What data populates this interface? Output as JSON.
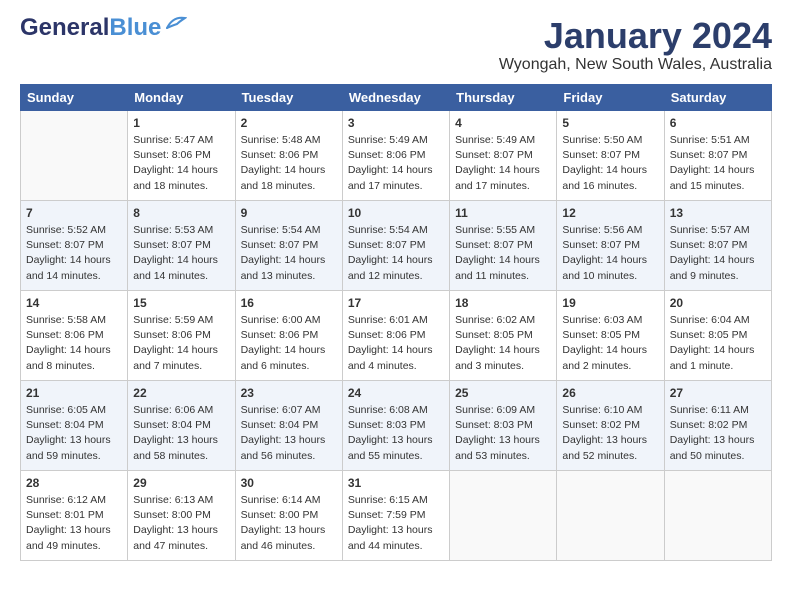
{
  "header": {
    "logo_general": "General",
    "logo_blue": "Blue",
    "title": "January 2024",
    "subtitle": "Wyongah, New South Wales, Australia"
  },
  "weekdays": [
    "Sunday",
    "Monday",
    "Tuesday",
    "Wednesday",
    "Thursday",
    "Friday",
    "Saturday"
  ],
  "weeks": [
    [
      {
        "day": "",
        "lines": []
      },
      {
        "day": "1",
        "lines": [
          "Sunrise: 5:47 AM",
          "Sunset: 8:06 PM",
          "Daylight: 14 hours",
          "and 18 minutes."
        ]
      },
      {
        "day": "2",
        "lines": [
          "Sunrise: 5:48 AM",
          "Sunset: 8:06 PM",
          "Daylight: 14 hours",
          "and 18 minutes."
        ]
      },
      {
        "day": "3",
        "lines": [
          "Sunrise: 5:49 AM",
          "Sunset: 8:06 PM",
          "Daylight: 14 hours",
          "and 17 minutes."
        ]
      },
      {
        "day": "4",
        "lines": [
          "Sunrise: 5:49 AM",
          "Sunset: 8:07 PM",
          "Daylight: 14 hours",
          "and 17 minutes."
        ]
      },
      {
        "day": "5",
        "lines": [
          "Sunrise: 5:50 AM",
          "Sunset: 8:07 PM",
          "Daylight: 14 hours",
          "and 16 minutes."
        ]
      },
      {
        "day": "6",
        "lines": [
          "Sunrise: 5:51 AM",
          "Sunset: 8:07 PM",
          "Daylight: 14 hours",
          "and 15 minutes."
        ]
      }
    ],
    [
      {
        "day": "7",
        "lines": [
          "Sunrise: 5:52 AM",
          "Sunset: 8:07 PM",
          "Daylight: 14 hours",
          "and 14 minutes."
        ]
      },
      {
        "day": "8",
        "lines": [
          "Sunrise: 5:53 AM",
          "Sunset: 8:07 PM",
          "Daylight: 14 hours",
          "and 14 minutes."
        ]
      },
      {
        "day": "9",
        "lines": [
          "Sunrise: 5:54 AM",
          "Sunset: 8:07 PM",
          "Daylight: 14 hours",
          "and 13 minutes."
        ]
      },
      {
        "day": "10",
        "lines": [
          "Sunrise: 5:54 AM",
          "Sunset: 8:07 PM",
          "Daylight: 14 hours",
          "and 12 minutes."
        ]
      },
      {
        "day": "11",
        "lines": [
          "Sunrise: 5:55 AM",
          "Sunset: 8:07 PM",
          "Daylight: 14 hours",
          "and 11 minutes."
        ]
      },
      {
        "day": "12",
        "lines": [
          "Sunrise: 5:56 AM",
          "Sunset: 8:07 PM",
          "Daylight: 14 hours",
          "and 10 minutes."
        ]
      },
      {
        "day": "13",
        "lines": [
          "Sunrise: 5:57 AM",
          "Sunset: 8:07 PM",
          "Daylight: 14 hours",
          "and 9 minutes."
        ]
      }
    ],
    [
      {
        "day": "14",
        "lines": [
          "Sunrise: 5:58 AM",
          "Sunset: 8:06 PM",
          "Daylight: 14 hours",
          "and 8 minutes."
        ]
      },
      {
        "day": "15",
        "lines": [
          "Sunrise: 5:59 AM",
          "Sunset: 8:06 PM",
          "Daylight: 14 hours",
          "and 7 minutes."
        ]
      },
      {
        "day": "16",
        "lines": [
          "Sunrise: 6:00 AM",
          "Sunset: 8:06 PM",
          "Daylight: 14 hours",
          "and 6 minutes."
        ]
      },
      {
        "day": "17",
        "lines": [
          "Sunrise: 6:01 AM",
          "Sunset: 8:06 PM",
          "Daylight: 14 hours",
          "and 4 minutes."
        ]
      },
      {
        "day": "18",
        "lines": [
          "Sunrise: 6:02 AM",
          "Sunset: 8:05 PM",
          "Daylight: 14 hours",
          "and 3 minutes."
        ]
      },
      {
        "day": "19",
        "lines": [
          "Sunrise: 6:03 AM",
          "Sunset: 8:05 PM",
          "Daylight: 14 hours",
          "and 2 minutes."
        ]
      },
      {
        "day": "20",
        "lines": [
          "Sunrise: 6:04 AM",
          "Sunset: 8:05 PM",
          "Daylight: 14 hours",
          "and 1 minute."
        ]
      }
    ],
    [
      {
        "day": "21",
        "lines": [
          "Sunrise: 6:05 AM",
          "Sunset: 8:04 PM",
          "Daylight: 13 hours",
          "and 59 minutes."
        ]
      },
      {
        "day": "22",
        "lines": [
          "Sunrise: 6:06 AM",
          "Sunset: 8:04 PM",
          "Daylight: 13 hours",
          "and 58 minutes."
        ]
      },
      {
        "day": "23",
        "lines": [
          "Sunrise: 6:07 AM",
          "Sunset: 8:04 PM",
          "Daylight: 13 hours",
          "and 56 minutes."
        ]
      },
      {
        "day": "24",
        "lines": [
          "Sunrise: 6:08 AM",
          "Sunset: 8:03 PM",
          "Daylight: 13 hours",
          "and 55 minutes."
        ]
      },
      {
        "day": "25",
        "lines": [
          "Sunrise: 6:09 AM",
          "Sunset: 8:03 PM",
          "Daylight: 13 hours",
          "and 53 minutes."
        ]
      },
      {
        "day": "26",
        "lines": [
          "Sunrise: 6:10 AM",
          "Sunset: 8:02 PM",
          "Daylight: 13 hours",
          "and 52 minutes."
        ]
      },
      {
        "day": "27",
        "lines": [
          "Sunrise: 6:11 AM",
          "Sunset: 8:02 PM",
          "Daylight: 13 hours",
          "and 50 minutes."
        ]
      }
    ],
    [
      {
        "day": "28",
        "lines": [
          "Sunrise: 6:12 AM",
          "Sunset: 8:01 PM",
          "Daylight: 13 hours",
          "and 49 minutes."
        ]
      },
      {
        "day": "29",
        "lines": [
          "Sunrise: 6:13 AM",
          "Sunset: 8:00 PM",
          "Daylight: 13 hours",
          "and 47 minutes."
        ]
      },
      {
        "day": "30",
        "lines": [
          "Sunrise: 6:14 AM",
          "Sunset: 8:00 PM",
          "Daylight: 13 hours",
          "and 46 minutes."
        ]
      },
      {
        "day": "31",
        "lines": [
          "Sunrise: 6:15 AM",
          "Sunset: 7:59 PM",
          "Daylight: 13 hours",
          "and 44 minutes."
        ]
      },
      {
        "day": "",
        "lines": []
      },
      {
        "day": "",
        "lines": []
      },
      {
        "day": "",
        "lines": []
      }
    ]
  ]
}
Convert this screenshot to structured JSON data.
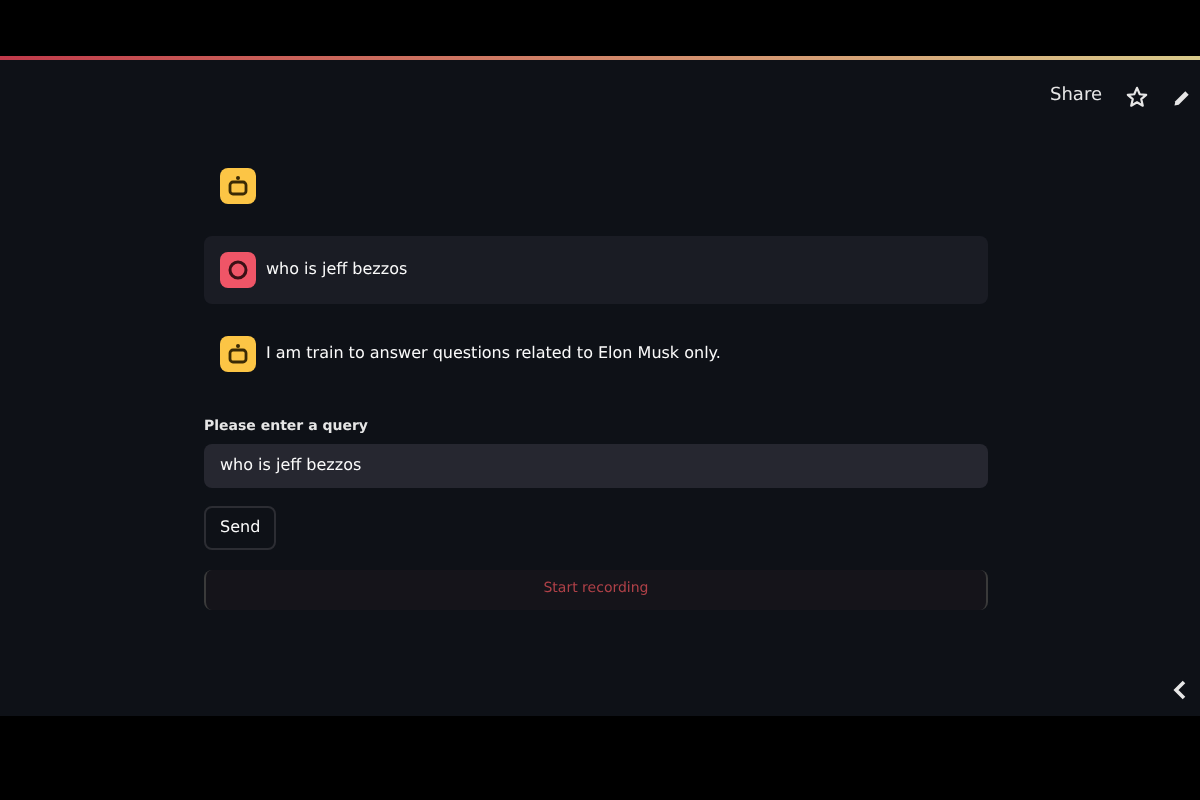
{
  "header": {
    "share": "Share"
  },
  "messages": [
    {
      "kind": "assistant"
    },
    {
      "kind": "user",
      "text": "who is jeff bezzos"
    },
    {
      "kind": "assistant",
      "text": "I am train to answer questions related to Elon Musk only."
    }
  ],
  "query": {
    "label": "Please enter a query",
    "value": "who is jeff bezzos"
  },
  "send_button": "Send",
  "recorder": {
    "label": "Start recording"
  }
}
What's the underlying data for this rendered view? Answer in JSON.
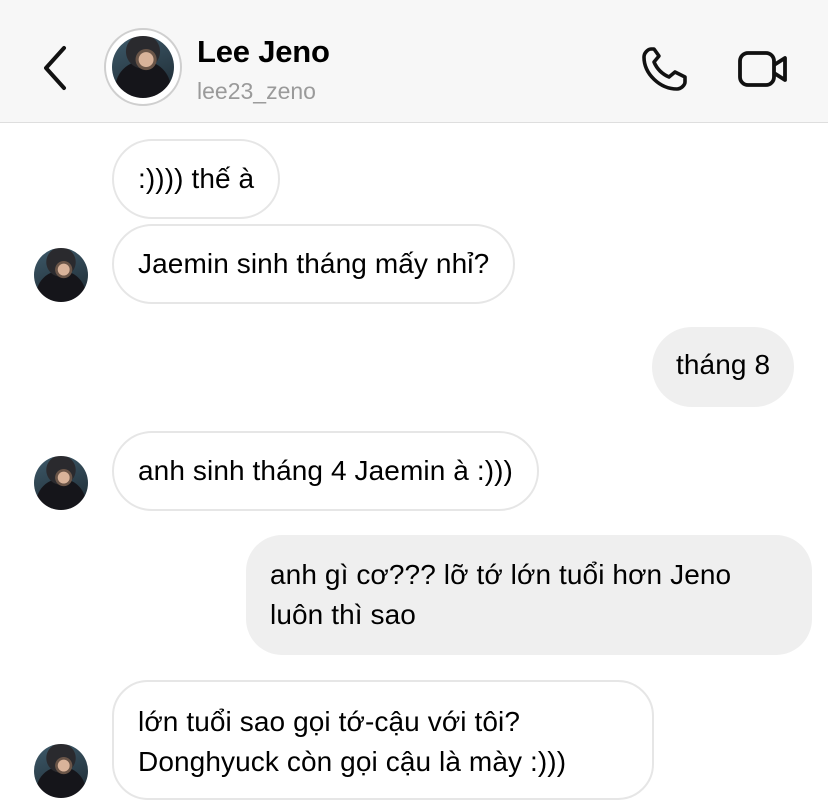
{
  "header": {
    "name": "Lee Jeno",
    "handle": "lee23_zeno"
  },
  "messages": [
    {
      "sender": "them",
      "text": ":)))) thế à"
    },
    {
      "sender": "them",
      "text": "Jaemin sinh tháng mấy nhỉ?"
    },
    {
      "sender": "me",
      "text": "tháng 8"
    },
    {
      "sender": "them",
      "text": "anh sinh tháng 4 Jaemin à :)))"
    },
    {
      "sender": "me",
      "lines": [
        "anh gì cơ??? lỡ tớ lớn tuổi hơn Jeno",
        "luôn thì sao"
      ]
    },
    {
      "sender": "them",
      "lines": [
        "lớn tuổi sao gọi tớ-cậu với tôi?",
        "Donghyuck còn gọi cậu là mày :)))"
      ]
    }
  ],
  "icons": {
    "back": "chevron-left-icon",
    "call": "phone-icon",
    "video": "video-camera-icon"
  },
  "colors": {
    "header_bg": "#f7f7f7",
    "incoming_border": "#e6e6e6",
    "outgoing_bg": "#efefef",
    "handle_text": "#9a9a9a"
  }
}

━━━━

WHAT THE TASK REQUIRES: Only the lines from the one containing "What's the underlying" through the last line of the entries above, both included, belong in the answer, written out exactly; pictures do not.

ANSWER BOX:
What's the underlying data for this rendered view? Answer in JSON.
{
  "header": {
    "name": "Lee Jeno",
    "handle": "lee23_zeno"
  },
  "messages": [
    {
      "sender": "them",
      "text": ":)))) thế à"
    },
    {
      "sender": "them",
      "text": "Jaemin sinh tháng mấy nhỉ?"
    },
    {
      "sender": "me",
      "text": "tháng 8"
    },
    {
      "sender": "them",
      "text": "anh sinh tháng 4 Jaemin à :)))"
    },
    {
      "sender": "me",
      "lines": [
        "anh gì cơ??? lỡ tớ lớn tuổi hơn Jeno",
        "luôn thì sao"
      ]
    },
    {
      "sender": "them",
      "lines": [
        "lớn tuổi sao gọi tớ-cậu với tôi?",
        "Donghyuck còn gọi cậu là mày :)))"
      ]
    }
  ],
  "icons": {
    "back": "chevron-left-icon",
    "call": "phone-icon",
    "video": "video-camera-icon"
  },
  "colors": {
    "header_bg": "#f7f7f7",
    "incoming_border": "#e6e6e6",
    "outgoing_bg": "#efefef",
    "handle_text": "#9a9a9a"
  }
}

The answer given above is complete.